Steve adopted this practice to keep his conversations authentic.
We met Steve last spring at an Association of American Medical Colleges conference, where we presented a workshop on Authentic Conversations. He is a physician who works as a financial development officer for a major west coast medical university. Most people call him a fundraiser. He defines himself as a donor advocate.
After introducing himself, he told us how something we advocate in our work — clarifying intentions — makes a big difference in the way he approaches his career.
Before each meeting with a potential donor, Steve pauses for a few moments to do a short meditation. It serves to remind him that, even unconsciously, he does not want to veer into using manipulation “to get people to do what I want them to do.” He sets an intention to help people discover ways of contributing that are meaningful to them.
It is a wonderful practice for supporting authentic conversations.

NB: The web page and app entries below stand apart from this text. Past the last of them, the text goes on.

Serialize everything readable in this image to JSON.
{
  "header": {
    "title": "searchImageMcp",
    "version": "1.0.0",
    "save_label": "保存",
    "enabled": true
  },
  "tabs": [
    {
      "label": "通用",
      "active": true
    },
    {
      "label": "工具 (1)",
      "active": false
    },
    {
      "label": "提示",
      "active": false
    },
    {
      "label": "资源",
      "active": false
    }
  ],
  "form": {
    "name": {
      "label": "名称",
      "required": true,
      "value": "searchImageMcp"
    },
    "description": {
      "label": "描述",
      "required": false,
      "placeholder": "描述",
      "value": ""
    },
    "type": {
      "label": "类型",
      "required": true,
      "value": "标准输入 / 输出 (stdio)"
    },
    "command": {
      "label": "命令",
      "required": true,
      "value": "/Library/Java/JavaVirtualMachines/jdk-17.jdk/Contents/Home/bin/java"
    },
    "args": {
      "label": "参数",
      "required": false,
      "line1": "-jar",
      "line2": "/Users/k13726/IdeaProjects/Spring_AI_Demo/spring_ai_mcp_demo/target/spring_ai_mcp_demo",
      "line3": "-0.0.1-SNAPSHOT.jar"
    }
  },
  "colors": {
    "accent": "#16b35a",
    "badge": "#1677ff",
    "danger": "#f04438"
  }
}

Steve’s story also was perfect for our next book, to be published in the spring of 2013 (tentative title: Yoga Wisdom at Work.) It is about how living the principles of yoga on the job can help people become more successful and sane. We asked if he’d be up for an interview, and he agreed.
That’s when we discovered another useful practice for authentic conversations. I noticed right away that after a question, he takes a deep breath — inhale . . . . exhale. And then he responds. In yoga, this focus on breath is called pranayama. Steve consciously practices this during his conversations.
Mindful breathing, Steve tells us, gives him space to roll his thoughts around, and helps him stay present. It also decelerates the conversation — his conversation partners slow down as well. The interaction becomes more rich and meaningful.
In our hurry-up, do-it-now, I-can’t-wait world, imagine what would change if everyone took a breath before they spoke?
Inhale… Exhale. . . . . See the person to whom you are talking.
Inhale… Exhale. . . . . Think carefully about your response.
When stakes are high and conversation heats up — inhale… exhale. . . . . Create space to calm down, and consider what is best for the good of the whole.